TASK TO COMPLETE: Where does "kind" appear in the data? Return each line that holds it.

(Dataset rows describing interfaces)
----------------------------------------

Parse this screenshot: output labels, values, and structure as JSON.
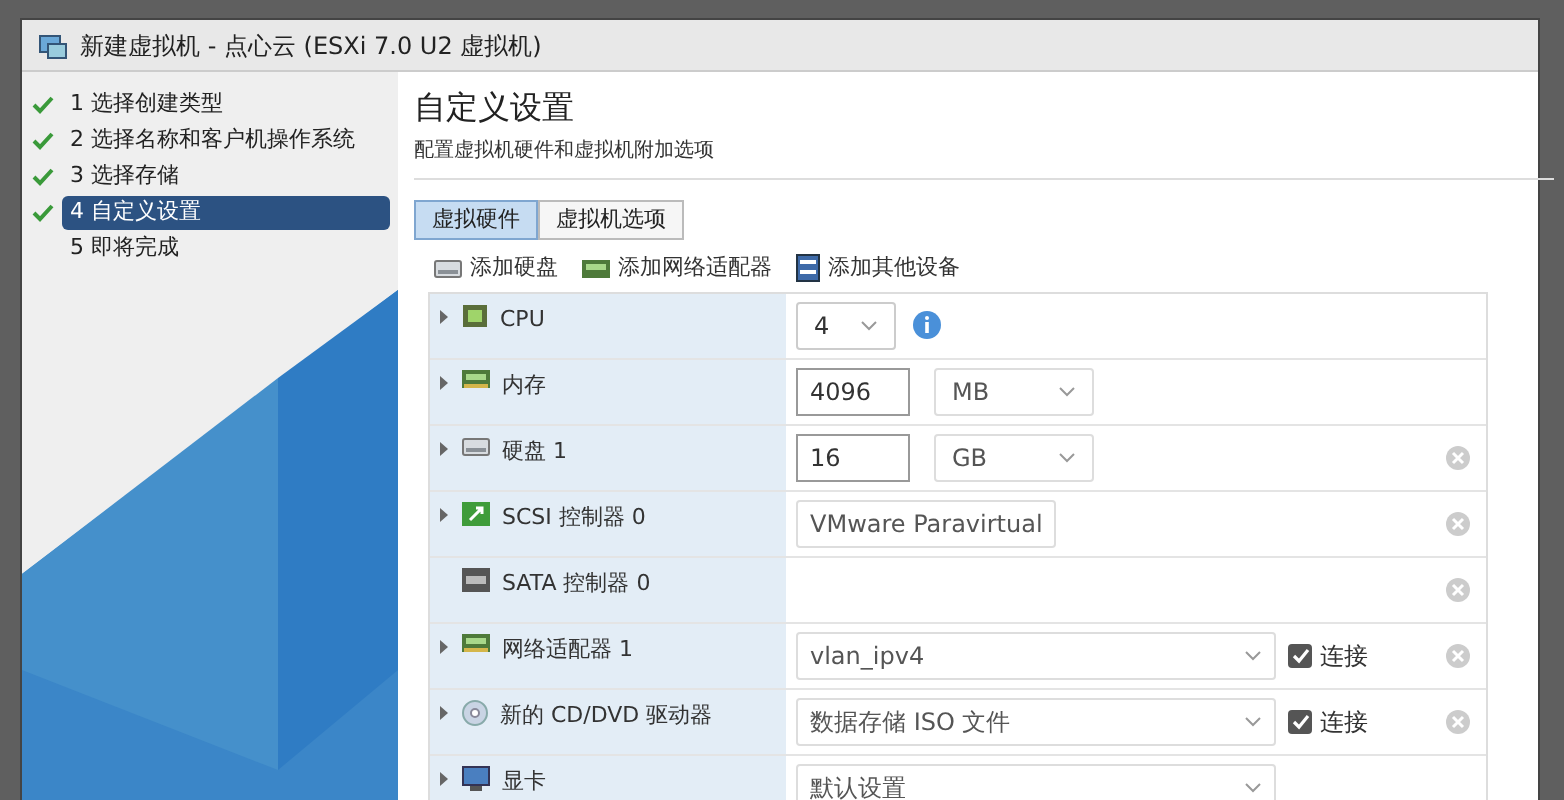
{
  "window": {
    "title": "新建虚拟机 - 点心云 (ESXi 7.0 U2 虚拟机)"
  },
  "steps": [
    {
      "label": "1 选择创建类型",
      "done": true,
      "selected": false
    },
    {
      "label": "2 选择名称和客户机操作系统",
      "done": true,
      "selected": false
    },
    {
      "label": "3 选择存储",
      "done": true,
      "selected": false
    },
    {
      "label": "4 自定义设置",
      "done": true,
      "selected": true
    },
    {
      "label": "5 即将完成",
      "done": false,
      "selected": false
    }
  ],
  "page": {
    "title": "自定义设置",
    "subtitle": "配置虚拟机硬件和虚拟机附加选项"
  },
  "tabs": [
    {
      "label": "虚拟硬件",
      "selected": true
    },
    {
      "label": "虚拟机选项",
      "selected": false
    }
  ],
  "toolbar": [
    {
      "label": "添加硬盘",
      "kind": "disk"
    },
    {
      "label": "添加网络适配器",
      "kind": "nic"
    },
    {
      "label": "添加其他设备",
      "kind": "device"
    }
  ],
  "hardware": [
    {
      "label": "CPU",
      "kind": "cpu",
      "expandable": true,
      "value": "4",
      "info": true,
      "removable": false
    },
    {
      "label": "内存",
      "kind": "memory",
      "expandable": true,
      "value": "4096",
      "unit": "MB",
      "removable": false
    },
    {
      "label": "硬盘 1",
      "kind": "disk",
      "expandable": true,
      "value": "16",
      "unit": "GB",
      "removable": true
    },
    {
      "label": "SCSI 控制器 0",
      "kind": "scsi",
      "expandable": true,
      "value": "VMware Paravirtual",
      "removable": true
    },
    {
      "label": "SATA 控制器 0",
      "kind": "sata",
      "expandable": false,
      "removable": true
    },
    {
      "label": "网络适配器 1",
      "kind": "nic",
      "expandable": true,
      "value": "vlan_ipv4",
      "connect_label": "连接",
      "connected": true,
      "removable": true
    },
    {
      "label": "新的 CD/DVD 驱动器",
      "kind": "cd",
      "expandable": true,
      "value": "数据存储 ISO 文件",
      "connect_label": "连接",
      "connected": true,
      "removable": true
    },
    {
      "label": "显卡",
      "kind": "display",
      "expandable": true,
      "value": "默认设置",
      "removable": false
    }
  ]
}
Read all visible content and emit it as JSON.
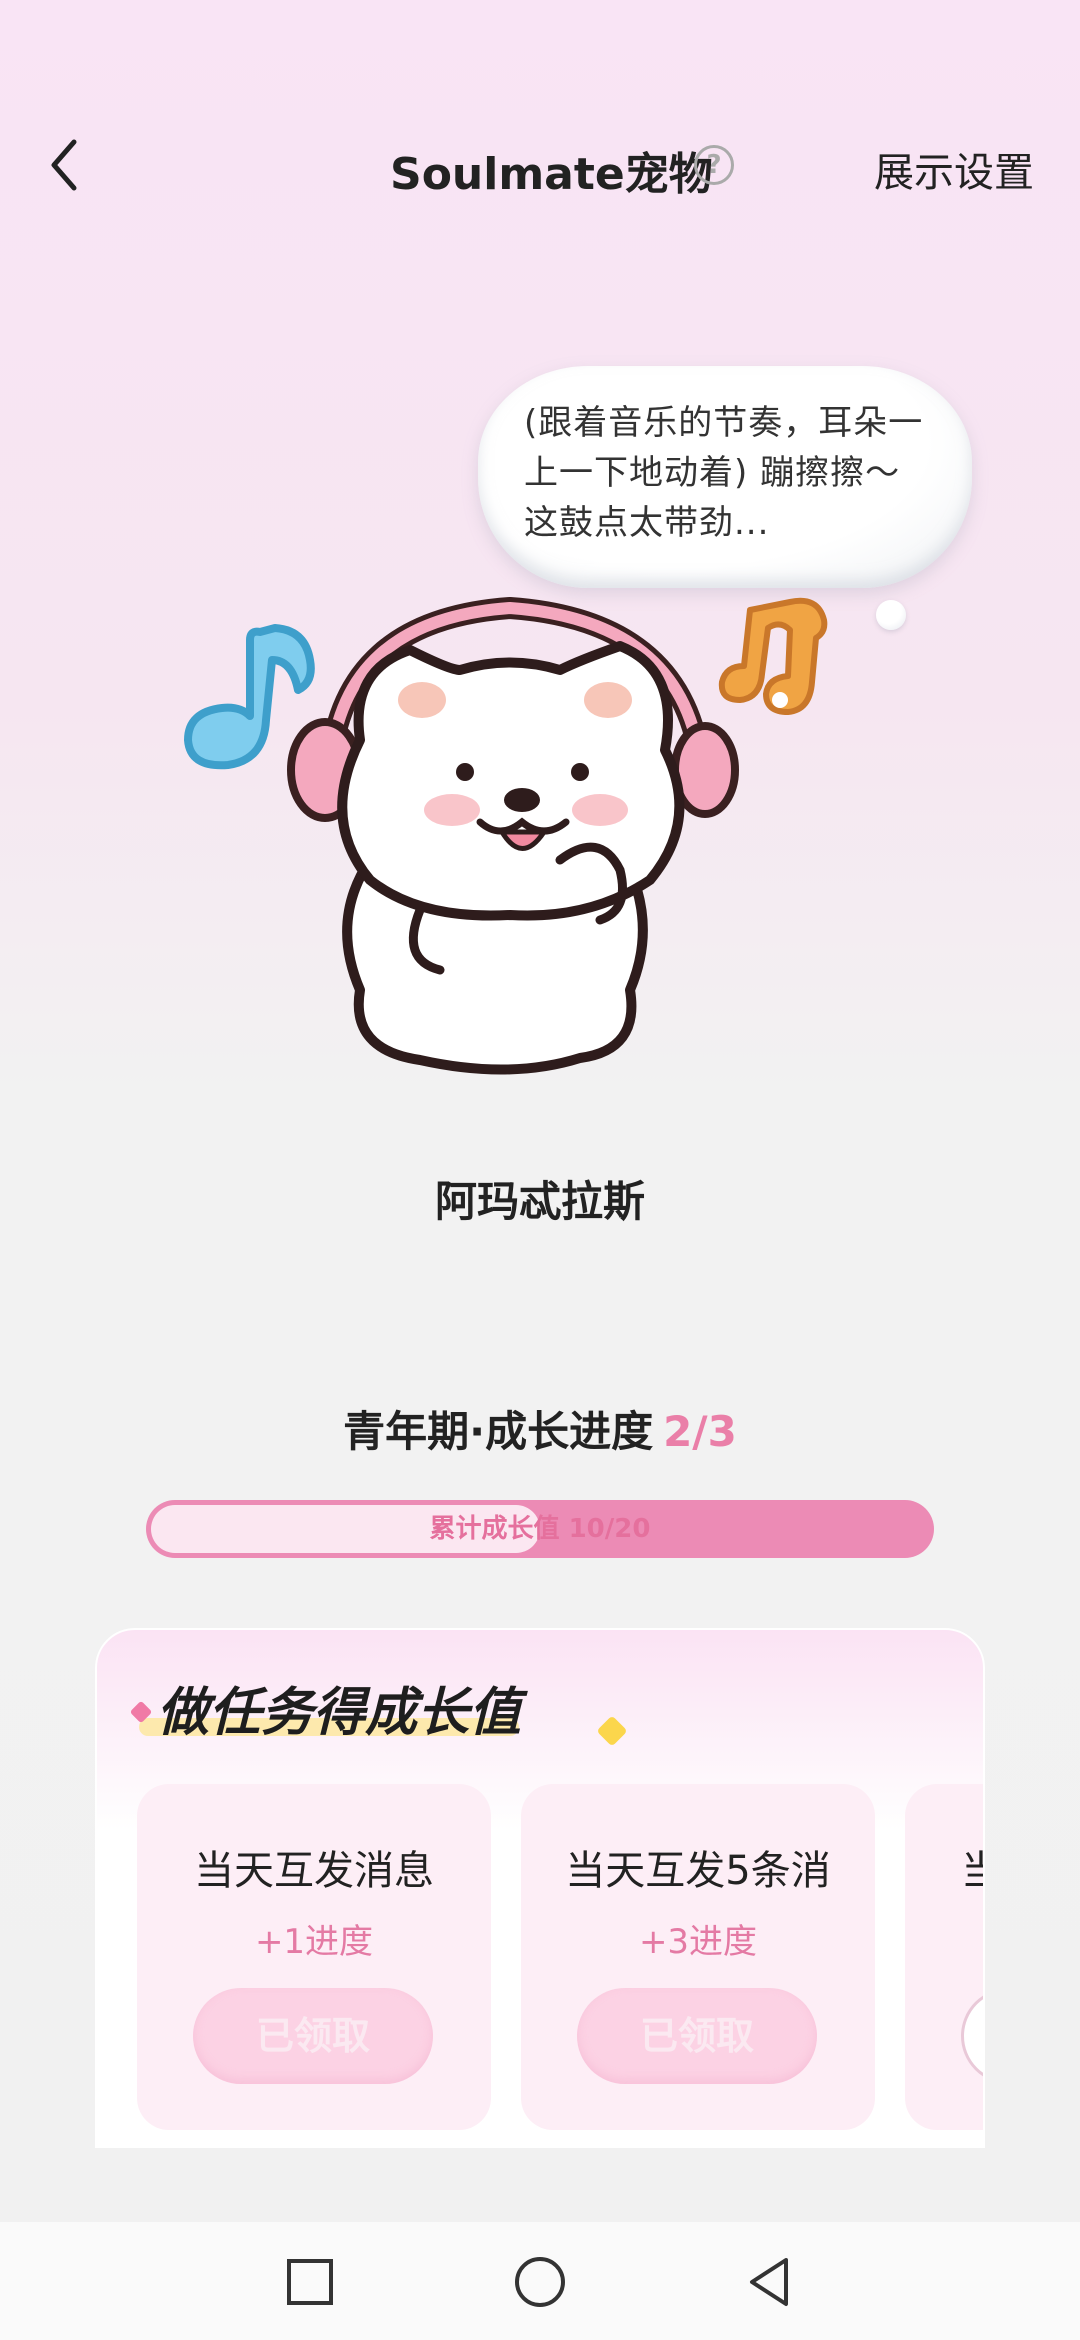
{
  "header": {
    "title": "Soulmate宠物",
    "help_icon": "question-circle-icon",
    "right_action": "展示设置"
  },
  "pet": {
    "speech": "(跟着音乐的节奏，耳朵一上一下地动着) 蹦擦擦～这鼓点太带劲...",
    "name": "阿玛忒拉斯"
  },
  "growth": {
    "stage_label": "青年期·成长进度",
    "stage_progress": "2/3",
    "bar_label": "累计成长值 10/20",
    "bar_value": 10,
    "bar_max": 20
  },
  "tasks": {
    "title": "做任务得成长值",
    "items": [
      {
        "title": "当天互发消息",
        "reward": "+1进度",
        "button": "已领取"
      },
      {
        "title": "当天互发5条消",
        "reward": "+3进度",
        "button": "已领取"
      },
      {
        "title": "当"
      }
    ]
  },
  "colors": {
    "accent_pink": "#ea7fa8",
    "bar_pink": "#ec8bb5"
  },
  "navbar": {
    "icons": [
      "square-icon",
      "circle-icon",
      "triangle-back-icon"
    ]
  }
}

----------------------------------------

ANSWER SECTION:
      "kind": "disk"
      "kind": "nic"
      "kind": "device"
      "kind": "cpu",
      "kind": "memory",
      "kind": "disk",
      "kind": "scsi",
      "kind": "sata",
      "kind": "nic",
      "kind": "cd",
      "kind": "display",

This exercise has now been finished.